Stutzman is right to ask the question. The Gosnell trial should be an occasion for outrage and shame, an occasion for reflection and action.
When innocent children are gunned down in school, we try to process the realization: This is evil. We tend to know that something very bad happened at Newtown, even if we try to explain it in other terms, and find ways to outlaw it.
Of course, you cannot outlaw evil. But you can feed the conscience. And I’m afraid that right now we might be denying conscience a reality check.
When Newtown was terrorized, the public instinct was toward politics. Our way of processing evil has come to be passing a law that will give us some false sense of assurance that our legislative action can keep evil at bay. In the case of Gosnell, though, we break with that instinct to seek a legislative remedy, even though, were it not for lax regulation, it wouldn’t have taken one woman’s death to expose that filthy deathtrap. It’s almost as if we can’t go there.
But we must. As Representative Andy Harris of Maryland, who is himself a medical doctor, highlighted on the House floor that day, Gosnell’s practice of killing children who survived the abortion is in line with the views of some modern ethicists. “They create an ethical framework completely consistent with abortion policy throughout most of the United States — and that is that a late-term, third-trimester fetus has no rights as a person — and merely extend that logic to the period after birth. That’s all they’re doing. Although it may sound grotesque and shocking, it’s merely an ethical, logical extension of the way we have been treating fetuses since 1973.”

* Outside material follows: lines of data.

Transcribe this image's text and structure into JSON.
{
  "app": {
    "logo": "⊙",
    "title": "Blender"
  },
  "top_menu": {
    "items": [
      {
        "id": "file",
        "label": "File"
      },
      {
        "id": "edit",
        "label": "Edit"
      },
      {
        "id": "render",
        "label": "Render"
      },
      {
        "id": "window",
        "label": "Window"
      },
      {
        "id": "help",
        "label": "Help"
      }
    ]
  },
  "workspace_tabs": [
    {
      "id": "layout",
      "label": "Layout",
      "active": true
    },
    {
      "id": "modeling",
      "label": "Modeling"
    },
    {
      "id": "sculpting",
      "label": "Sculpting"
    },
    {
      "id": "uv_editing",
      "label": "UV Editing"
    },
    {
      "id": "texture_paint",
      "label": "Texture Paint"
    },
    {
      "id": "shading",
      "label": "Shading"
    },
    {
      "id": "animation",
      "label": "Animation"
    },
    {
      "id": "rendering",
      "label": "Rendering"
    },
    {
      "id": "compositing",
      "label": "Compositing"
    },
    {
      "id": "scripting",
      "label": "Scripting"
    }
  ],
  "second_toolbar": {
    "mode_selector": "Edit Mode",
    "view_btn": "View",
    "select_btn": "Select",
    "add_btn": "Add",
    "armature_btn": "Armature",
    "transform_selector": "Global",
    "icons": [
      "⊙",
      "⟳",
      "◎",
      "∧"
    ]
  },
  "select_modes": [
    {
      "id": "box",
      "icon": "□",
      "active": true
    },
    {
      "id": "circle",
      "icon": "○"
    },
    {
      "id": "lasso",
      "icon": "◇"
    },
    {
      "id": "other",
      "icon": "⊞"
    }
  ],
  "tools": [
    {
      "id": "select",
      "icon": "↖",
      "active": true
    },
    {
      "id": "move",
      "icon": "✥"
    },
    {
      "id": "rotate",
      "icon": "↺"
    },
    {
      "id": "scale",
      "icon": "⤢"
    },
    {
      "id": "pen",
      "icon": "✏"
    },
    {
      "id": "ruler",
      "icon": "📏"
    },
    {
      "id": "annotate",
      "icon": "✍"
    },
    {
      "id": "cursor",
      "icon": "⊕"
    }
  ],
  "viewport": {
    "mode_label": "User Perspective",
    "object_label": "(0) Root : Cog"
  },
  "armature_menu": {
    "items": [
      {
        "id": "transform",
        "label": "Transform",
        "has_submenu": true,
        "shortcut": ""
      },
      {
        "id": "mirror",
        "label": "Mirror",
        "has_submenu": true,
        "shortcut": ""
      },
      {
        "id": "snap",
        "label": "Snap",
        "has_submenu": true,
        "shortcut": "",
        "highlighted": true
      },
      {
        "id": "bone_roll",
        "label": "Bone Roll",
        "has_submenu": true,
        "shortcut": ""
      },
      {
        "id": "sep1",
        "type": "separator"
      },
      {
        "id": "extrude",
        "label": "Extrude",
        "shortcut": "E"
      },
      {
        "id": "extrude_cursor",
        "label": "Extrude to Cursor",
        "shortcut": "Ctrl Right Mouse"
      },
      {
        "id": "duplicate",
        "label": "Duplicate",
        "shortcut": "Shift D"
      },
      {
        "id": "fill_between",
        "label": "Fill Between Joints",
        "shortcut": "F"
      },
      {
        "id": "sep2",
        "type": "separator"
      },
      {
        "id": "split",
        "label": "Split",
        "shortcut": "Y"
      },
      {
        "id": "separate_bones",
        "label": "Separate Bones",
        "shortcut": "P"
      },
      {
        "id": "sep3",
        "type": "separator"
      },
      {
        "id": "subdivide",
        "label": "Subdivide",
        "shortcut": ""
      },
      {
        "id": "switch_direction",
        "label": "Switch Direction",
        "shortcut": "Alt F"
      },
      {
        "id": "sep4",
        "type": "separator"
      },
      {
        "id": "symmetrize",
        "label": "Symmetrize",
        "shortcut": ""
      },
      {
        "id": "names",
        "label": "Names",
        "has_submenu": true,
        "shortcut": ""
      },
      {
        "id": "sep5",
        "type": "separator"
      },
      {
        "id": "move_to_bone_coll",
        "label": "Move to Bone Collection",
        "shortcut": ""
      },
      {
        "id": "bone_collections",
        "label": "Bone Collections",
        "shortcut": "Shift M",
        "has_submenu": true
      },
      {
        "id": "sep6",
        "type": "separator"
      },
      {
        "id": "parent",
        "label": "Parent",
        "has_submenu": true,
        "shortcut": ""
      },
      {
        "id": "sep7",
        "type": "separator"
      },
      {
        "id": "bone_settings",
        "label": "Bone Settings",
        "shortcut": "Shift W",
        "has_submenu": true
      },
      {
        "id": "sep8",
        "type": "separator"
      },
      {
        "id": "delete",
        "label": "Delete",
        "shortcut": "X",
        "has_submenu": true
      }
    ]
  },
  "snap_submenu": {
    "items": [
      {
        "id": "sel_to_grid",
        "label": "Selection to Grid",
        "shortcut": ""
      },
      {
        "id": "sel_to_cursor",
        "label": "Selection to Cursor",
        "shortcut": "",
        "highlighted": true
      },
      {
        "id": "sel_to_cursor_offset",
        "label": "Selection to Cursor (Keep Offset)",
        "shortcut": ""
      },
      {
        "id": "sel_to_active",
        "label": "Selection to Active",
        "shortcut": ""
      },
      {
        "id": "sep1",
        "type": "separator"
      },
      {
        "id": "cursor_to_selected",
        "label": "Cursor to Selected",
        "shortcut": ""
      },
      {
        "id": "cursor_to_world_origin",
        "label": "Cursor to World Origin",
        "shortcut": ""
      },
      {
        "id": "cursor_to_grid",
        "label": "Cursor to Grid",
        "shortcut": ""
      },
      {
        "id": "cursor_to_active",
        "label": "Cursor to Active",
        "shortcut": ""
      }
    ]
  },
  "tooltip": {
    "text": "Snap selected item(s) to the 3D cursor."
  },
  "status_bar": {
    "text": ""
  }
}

In the relative silence, there is a complacency and indifference that cannot stand. There was a lack of charity that drove women to Gosnell’s clinic, and there was certainly love lacking within the walls of his facility. Children expect love. They cry when they do not receive it. A former employee of Gosnell’s testified that one baby was “screeching” like “a little alien.”
The desensitization that 40 years of legal abortion has wrought must be undone. We must become once again a welcoming people of expectation and hope, loving children, supporting mothers, building up fathers. Even the most dedicated abortion-rights activist, upon reflection, might agree. We have been known to be a people of expectations — about the potential of life, about the heights we can reach. We have relied, in fact, on people of the greatest eternal expectations to serve us and inspire us and keep us honest. Our government increasingly views that as foreign, if not outright wrong, and the media and the culture can’t make connections any more and won’t ask questions. Our complacency, our indifference, must be undone. Gosnell requires an examination of the nation’s conscience.
— Kathryn Jean Lopez is editor-at-large of National Review Online. This column is available exclusively through Andrews McMeel Universal’s Newspaper Enterprise Association. She is a director of Catholic Voices USA.